(Dataset rows for apps and sites)
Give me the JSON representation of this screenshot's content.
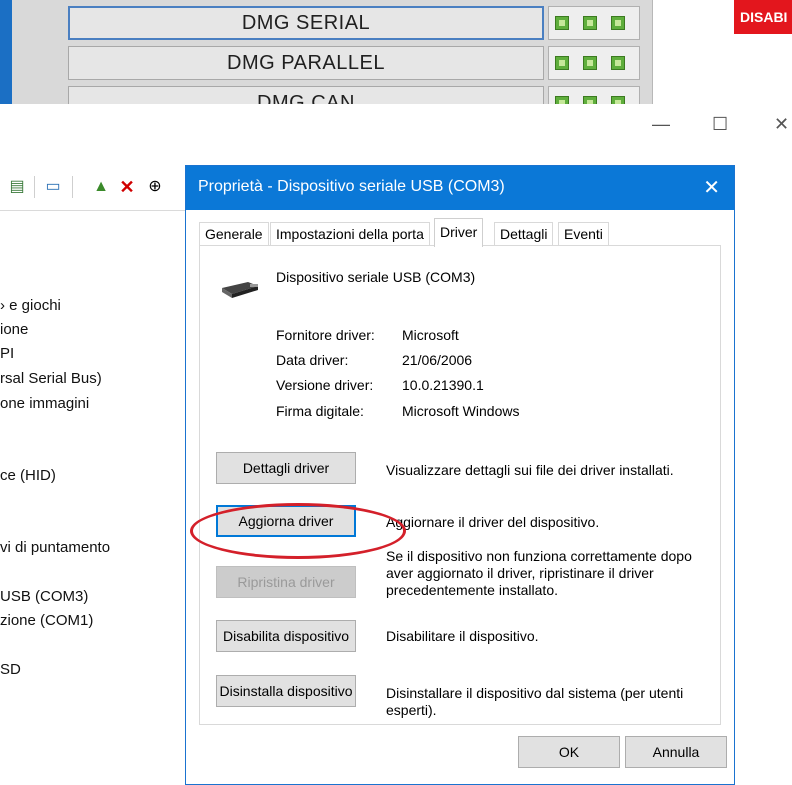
{
  "background_app": {
    "buttons": [
      {
        "label": "DMG SERIAL",
        "selected": true
      },
      {
        "label": "DMG PARALLEL",
        "selected": false
      },
      {
        "label": "DMG CAN",
        "selected": false
      }
    ],
    "status_badge": "DISABI",
    "badge_color": "#e3161d"
  },
  "window_controls": {
    "minimize": "—",
    "maximize": "☐",
    "close": "✕"
  },
  "device_manager": {
    "tree": [
      "› e giochi",
      "ione",
      "PI",
      "rsal Serial Bus)",
      "one immagini",
      "ce (HID)",
      "vi di puntamento",
      " USB (COM3)",
      "zione (COM1)",
      "SD"
    ]
  },
  "dialog": {
    "title": "Proprietà - Dispositivo seriale USB (COM3)",
    "close": "✕",
    "tabs": [
      "Generale",
      "Impostazioni della porta",
      "Driver",
      "Dettagli",
      "Eventi"
    ],
    "active_tab": "Driver",
    "device_name": "Dispositivo seriale USB (COM3)",
    "properties": [
      {
        "label": "Fornitore driver:",
        "value": "Microsoft"
      },
      {
        "label": "Data driver:",
        "value": "21/06/2006"
      },
      {
        "label": "Versione driver:",
        "value": "10.0.21390.1"
      },
      {
        "label": "Firma digitale:",
        "value": "Microsoft Windows"
      }
    ],
    "actions": [
      {
        "button": "Dettagli driver",
        "description": "Visualizzare dettagli sui file dei driver installati."
      },
      {
        "button": "Aggiorna driver",
        "description": "Aggiornare il driver del dispositivo."
      },
      {
        "button": "Ripristina driver",
        "description": "Se il dispositivo non funziona correttamente dopo aver aggiornato il driver, ripristinare il driver precedentemente installato."
      },
      {
        "button": "Disabilita dispositivo",
        "description": "Disabilitare il dispositivo."
      },
      {
        "button": "Disinstalla dispositivo",
        "description": "Disinstallare il dispositivo dal sistema (per utenti esperti)."
      }
    ],
    "ok": "OK",
    "cancel": "Annulla",
    "accent_color": "#0b78d7",
    "highlight_color": "#d4202a"
  }
}
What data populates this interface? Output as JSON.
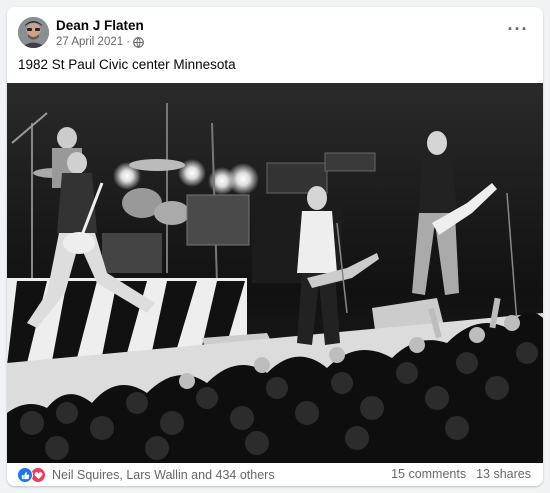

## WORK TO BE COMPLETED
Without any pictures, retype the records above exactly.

## EXPECTED OUTPUT
Give me the JSON representation of this screenshot's content.
{
  "background_app": {
    "buttons": [
      {
        "label": "DMG SERIAL",
        "selected": true
      },
      {
        "label": "DMG PARALLEL",
        "selected": false
      },
      {
        "label": "DMG CAN",
        "selected": false
      }
    ],
    "status_badge": "DISABI",
    "badge_color": "#e3161d"
  },
  "window_controls": {
    "minimize": "—",
    "maximize": "☐",
    "close": "✕"
  },
  "device_manager": {
    "tree": [
      "› e giochi",
      "ione",
      "PI",
      "rsal Serial Bus)",
      "one immagini",
      "ce (HID)",
      "vi di puntamento",
      " USB (COM3)",
      "zione (COM1)",
      "SD"
    ]
  },
  "dialog": {
    "title": "Proprietà - Dispositivo seriale USB (COM3)",
    "close": "✕",
    "tabs": [
      "Generale",
      "Impostazioni della porta",
      "Driver",
      "Dettagli",
      "Eventi"
    ],
    "active_tab": "Driver",
    "device_name": "Dispositivo seriale USB (COM3)",
    "properties": [
      {
        "label": "Fornitore driver:",
        "value": "Microsoft"
      },
      {
        "label": "Data driver:",
        "value": "21/06/2006"
      },
      {
        "label": "Versione driver:",
        "value": "10.0.21390.1"
      },
      {
        "label": "Firma digitale:",
        "value": "Microsoft Windows"
      }
    ],
    "actions": [
      {
        "button": "Dettagli driver",
        "description": "Visualizzare dettagli sui file dei driver installati."
      },
      {
        "button": "Aggiorna driver",
        "description": "Aggiornare il driver del dispositivo."
      },
      {
        "button": "Ripristina driver",
        "description": "Se il dispositivo non funziona correttamente dopo aver aggiornato il driver, ripristinare il driver precedentemente installato."
      },
      {
        "button": "Disabilita dispositivo",
        "description": "Disabilitare il dispositivo."
      },
      {
        "button": "Disinstalla dispositivo",
        "description": "Disinstallare il dispositivo dal sistema (per utenti esperti)."
      }
    ],
    "ok": "OK",
    "cancel": "Annulla",
    "accent_color": "#0b78d7",
    "highlight_color": "#d4202a"
  }
}
What data populates this interface? Output as JSON.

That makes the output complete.